Look at every line below and count those containing "icon". Answer with the number only.

[Given data — start]

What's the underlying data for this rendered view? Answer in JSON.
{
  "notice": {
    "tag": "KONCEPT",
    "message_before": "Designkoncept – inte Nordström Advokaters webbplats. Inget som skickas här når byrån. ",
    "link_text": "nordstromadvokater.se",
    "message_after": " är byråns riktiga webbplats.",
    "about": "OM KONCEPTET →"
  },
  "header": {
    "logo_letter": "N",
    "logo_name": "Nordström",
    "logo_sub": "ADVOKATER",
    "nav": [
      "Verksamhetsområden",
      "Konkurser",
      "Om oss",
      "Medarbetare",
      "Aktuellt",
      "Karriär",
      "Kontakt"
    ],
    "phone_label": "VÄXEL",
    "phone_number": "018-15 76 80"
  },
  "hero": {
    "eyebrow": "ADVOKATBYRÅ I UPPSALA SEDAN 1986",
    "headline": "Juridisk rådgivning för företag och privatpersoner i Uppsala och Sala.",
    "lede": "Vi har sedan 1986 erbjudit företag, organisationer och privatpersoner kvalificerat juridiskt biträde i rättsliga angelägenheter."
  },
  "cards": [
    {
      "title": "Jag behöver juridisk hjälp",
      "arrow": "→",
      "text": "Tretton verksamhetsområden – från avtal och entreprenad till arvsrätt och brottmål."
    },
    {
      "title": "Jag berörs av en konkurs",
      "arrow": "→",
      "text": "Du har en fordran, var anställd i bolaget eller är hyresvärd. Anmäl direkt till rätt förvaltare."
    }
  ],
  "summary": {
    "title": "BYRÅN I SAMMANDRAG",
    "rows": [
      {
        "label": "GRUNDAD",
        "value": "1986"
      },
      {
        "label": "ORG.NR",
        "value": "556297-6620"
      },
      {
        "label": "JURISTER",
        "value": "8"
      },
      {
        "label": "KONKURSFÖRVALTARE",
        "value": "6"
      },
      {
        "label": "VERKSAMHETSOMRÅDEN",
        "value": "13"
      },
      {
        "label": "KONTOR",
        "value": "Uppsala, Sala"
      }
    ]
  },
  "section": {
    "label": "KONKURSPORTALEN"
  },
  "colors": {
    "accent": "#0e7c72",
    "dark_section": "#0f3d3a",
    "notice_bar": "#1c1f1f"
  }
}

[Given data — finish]
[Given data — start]

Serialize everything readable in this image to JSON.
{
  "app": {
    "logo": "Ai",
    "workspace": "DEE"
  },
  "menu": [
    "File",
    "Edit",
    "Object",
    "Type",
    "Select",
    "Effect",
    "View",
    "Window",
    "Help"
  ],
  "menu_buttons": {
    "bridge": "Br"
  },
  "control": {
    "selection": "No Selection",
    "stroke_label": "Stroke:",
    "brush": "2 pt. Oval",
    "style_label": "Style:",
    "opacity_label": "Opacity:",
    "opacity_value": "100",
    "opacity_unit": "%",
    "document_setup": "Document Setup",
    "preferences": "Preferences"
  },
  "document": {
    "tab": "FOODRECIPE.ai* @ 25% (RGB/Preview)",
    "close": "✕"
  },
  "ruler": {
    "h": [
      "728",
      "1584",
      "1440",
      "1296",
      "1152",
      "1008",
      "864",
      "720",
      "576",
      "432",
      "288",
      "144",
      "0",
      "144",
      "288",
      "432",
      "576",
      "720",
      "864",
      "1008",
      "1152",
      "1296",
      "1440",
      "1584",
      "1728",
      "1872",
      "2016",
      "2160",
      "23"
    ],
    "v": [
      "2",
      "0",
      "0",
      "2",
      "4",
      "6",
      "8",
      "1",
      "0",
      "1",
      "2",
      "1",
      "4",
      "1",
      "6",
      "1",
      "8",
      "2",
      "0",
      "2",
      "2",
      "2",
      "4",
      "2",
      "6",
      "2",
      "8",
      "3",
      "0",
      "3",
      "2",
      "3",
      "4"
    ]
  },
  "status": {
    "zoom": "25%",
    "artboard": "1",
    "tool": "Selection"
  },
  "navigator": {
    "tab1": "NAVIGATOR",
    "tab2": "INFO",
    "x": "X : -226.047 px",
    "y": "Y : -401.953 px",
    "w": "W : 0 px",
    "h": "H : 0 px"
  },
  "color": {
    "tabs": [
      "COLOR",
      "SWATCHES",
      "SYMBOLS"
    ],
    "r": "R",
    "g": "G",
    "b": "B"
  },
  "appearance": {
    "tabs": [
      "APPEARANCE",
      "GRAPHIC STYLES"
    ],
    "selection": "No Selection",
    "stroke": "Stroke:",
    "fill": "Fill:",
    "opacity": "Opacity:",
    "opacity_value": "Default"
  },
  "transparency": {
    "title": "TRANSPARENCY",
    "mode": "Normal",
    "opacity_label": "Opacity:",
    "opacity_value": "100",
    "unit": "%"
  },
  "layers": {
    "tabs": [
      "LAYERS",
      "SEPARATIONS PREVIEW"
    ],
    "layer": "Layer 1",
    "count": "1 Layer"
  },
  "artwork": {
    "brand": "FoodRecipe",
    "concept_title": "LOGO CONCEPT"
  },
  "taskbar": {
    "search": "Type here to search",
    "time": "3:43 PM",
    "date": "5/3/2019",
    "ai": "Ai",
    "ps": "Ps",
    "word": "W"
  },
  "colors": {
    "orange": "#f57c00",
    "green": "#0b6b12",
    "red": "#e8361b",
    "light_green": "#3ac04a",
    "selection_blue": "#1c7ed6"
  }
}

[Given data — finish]
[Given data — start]

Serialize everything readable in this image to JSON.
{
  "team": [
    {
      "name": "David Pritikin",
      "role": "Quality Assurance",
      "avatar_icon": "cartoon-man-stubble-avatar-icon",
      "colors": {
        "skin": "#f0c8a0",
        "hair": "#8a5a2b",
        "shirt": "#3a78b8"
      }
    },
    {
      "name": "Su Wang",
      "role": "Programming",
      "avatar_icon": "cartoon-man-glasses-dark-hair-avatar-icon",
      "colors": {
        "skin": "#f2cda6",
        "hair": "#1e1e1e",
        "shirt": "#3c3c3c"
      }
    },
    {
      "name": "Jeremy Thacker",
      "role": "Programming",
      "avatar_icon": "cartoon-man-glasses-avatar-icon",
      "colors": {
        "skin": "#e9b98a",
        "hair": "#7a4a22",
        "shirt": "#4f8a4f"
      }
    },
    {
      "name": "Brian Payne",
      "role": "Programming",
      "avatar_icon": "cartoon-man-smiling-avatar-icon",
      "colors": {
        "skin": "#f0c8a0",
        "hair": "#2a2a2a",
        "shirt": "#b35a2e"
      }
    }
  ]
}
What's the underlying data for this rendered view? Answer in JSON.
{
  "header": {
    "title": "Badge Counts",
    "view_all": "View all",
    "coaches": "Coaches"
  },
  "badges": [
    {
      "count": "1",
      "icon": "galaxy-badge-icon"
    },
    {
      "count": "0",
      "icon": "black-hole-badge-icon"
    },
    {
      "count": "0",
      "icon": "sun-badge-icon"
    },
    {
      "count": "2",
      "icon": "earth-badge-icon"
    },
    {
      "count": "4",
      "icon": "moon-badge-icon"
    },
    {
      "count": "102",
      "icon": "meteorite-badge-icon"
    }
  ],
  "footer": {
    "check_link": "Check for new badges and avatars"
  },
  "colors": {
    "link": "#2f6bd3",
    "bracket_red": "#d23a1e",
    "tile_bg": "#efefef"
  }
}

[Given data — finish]

Solution below :: 10